The original voting members were the President, Vice-President, United States Secretary of State|Secretary of State, United States Secretary of Defense|Secretary of Defense, Assistant to the President for National Security Affairs, and the Director of the Office of Emergency Planning. The last function changed several times, becoming the Federal Emergency Management Agency in the Executive Office of the President. With the formation of the Department of Homeland Security, FEMA was absorbed and lost its effective cabinet status.

In the original legislation, the Director of Central Intelligence and the Chairman of the Joint Chiefs of Staff were named as statutory advisors. There was no real restriction on the President having other people as members or advisors; voting was really not a major issue, given the President would always have the final vote. Various Presidents have had the Attorney General, Secretary of the Treasury, and Secretary of Energy meet with the NSC.

It has a professional staff, directed by the Assistant, James Jones, and routinely reporting to the Chief of Staff, Mark Lippert.
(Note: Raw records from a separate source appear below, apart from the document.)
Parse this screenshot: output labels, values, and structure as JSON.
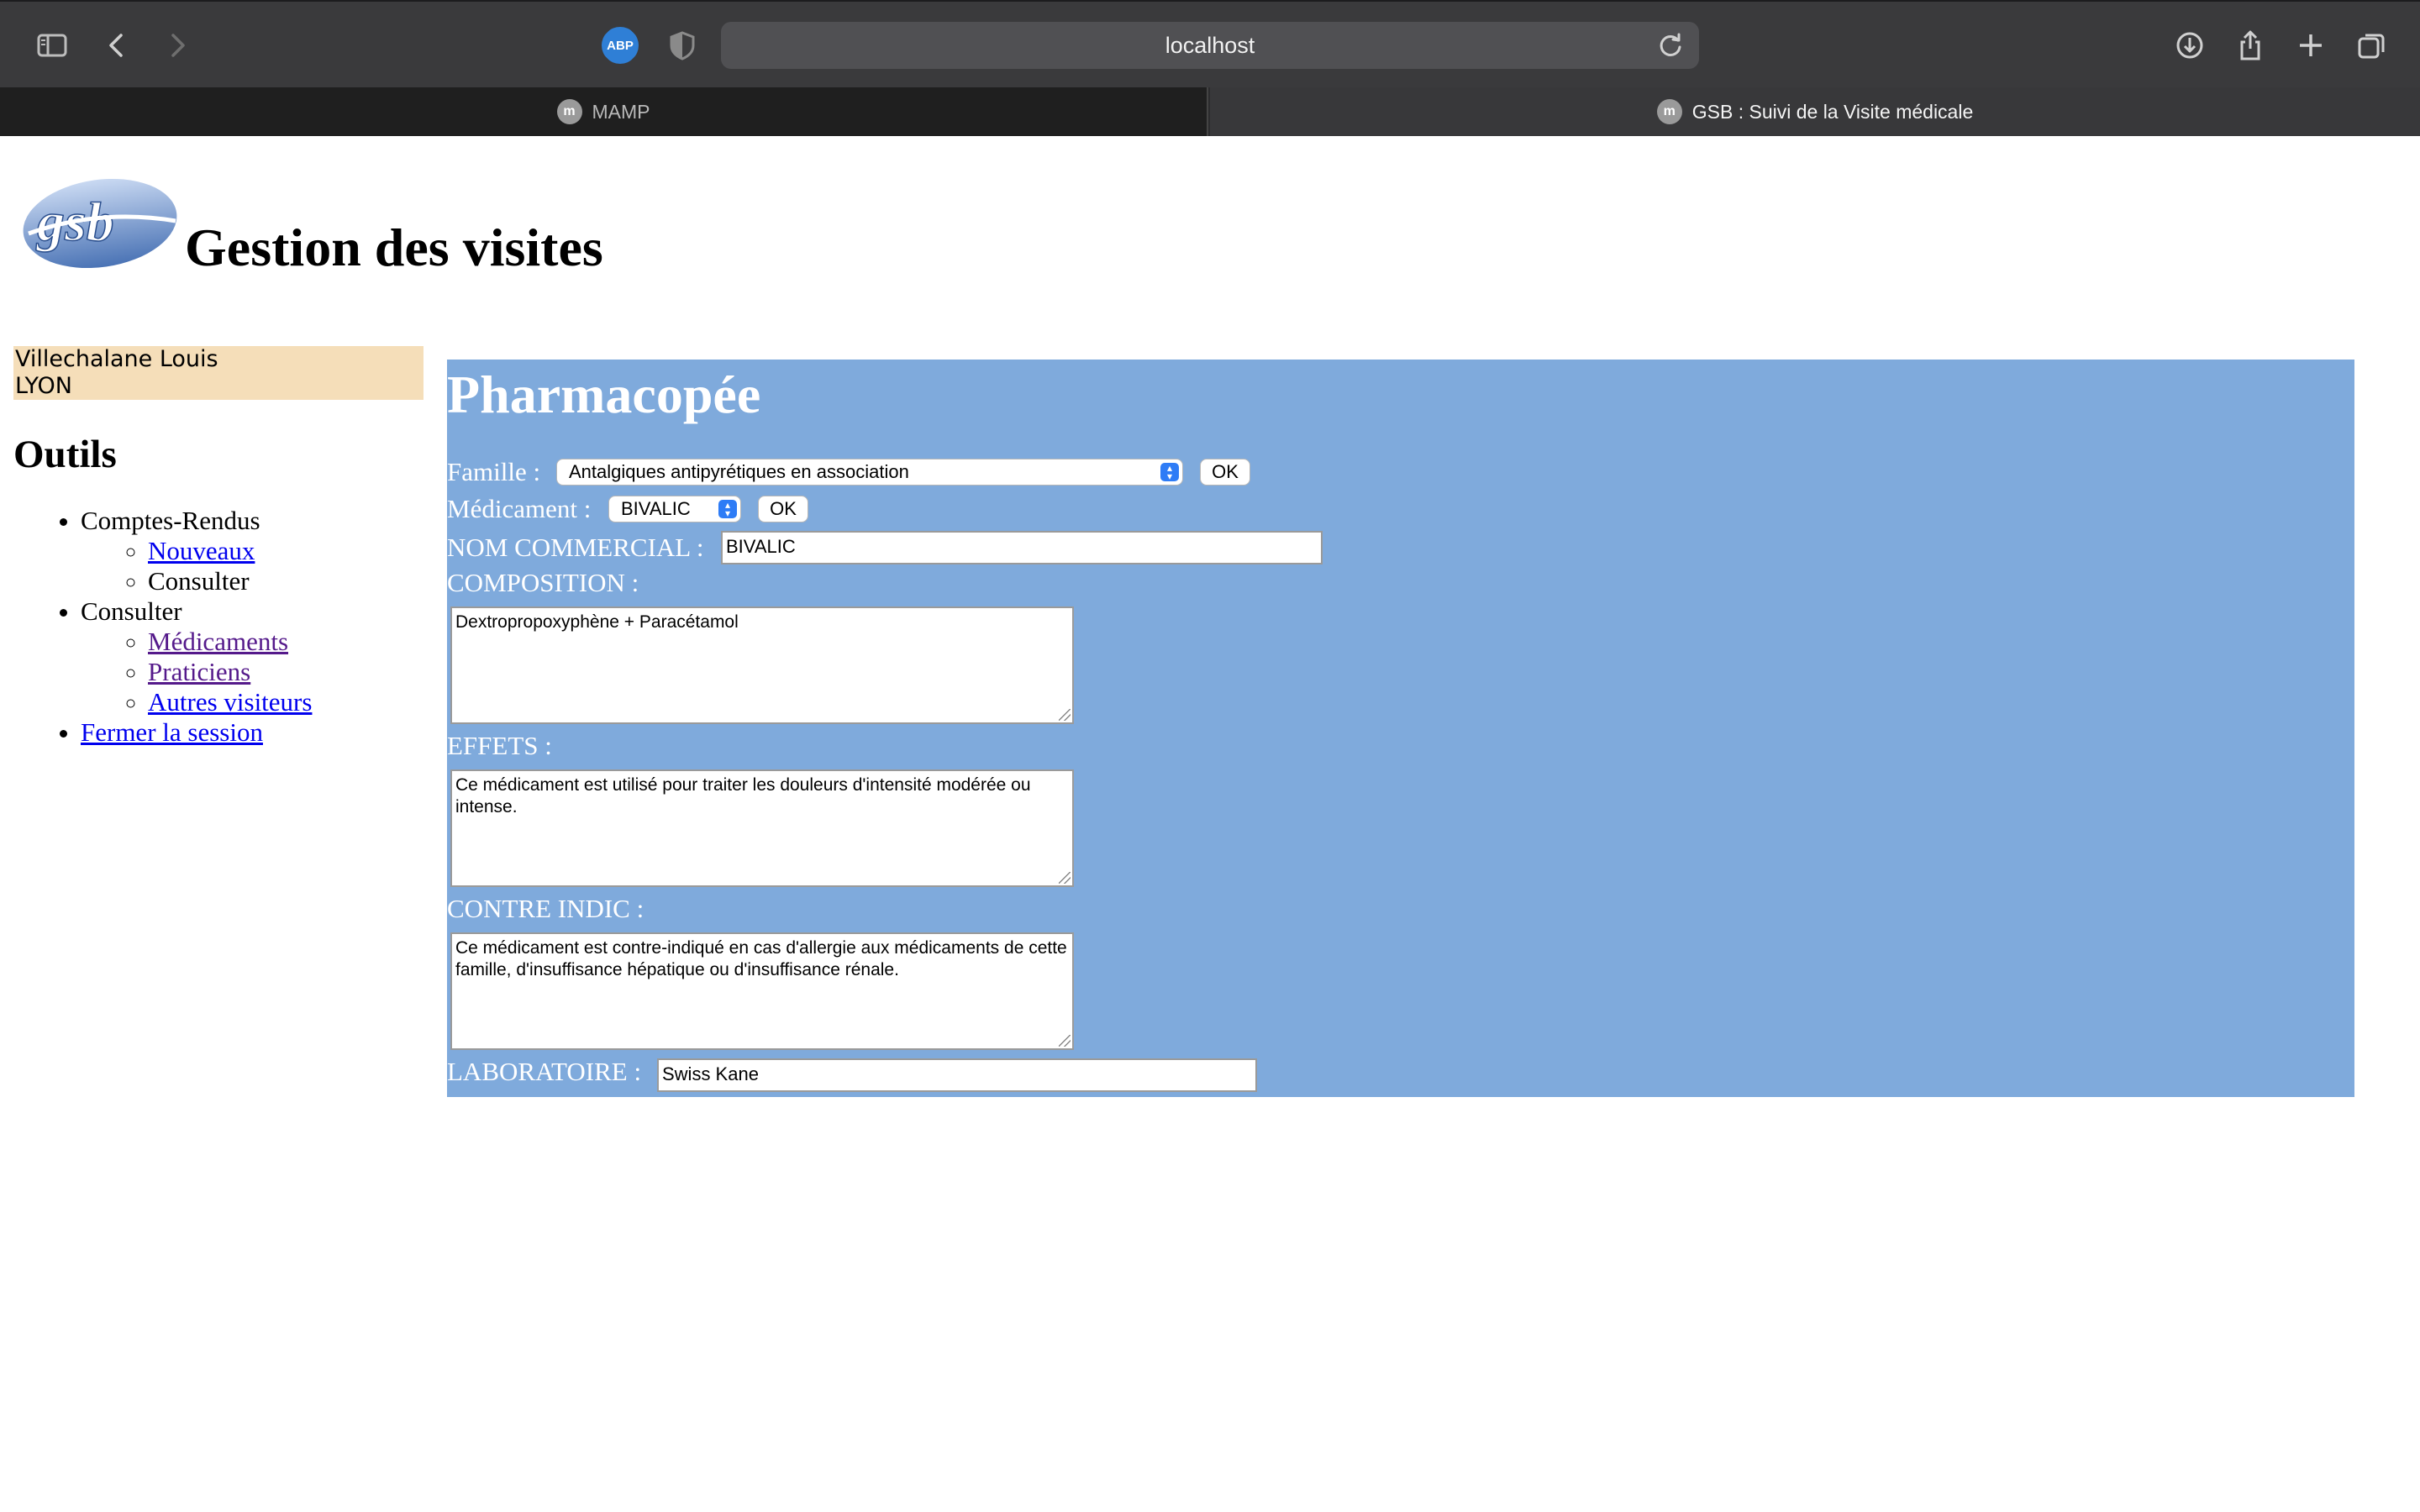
{
  "browser": {
    "url": "localhost",
    "tabs": [
      {
        "label": "MAMP",
        "active": false
      },
      {
        "label": "GSB : Suivi de la Visite médicale",
        "active": true
      }
    ],
    "adblock_label": "ABP"
  },
  "header": {
    "logo_text": "gsb",
    "title": "Gestion des visites"
  },
  "user": {
    "name": "Villechalane Louis",
    "region": "LYON"
  },
  "sidebar": {
    "title": "Outils",
    "menu": {
      "comptes_rendus": "Comptes-Rendus",
      "nouveaux": "Nouveaux",
      "consulter_cr": "Consulter",
      "consulter": "Consulter",
      "medicaments": "Médicaments",
      "praticiens": "Praticiens",
      "autres_visiteurs": "Autres visiteurs",
      "fermer_session": "Fermer la session"
    }
  },
  "main": {
    "title": "Pharmacopée",
    "famille_label": "Famille :",
    "famille_value": "Antalgiques antipyrétiques en association",
    "famille_ok": "OK",
    "medicament_label": "Médicament :",
    "medicament_value": "BIVALIC",
    "medicament_ok": "OK",
    "nom_label": "NOM COMMERCIAL :",
    "nom_value": "BIVALIC",
    "composition_label": "COMPOSITION :",
    "composition_value": "Dextropropoxyphène + Paracétamol",
    "effets_label": "EFFETS :",
    "effets_value": "Ce médicament est utilisé pour traiter les douleurs d'intensité modérée ou intense.",
    "contre_label": "CONTRE INDIC :",
    "contre_value": "Ce médicament est contre-indiqué en cas d'allergie aux médicaments de cette famille, d'insuffisance hépatique ou d'insuffisance rénale.",
    "labo_label": "LABORATOIRE :",
    "labo_value": "Swiss Kane"
  },
  "colors": {
    "main_bg": "#7faadc",
    "user_box_bg": "#f5deb9",
    "chrome_bg": "#3a3a3c"
  }
}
  1. Stephen J. Hadley. [ The Role and Importance of the National Security Advisor], Snowcroft Institute. Retrieved on 2024-01-05. “Interestingly, the National Security Act of 1947, which established the National Security Council, makes no mention of the National Security Advisor.”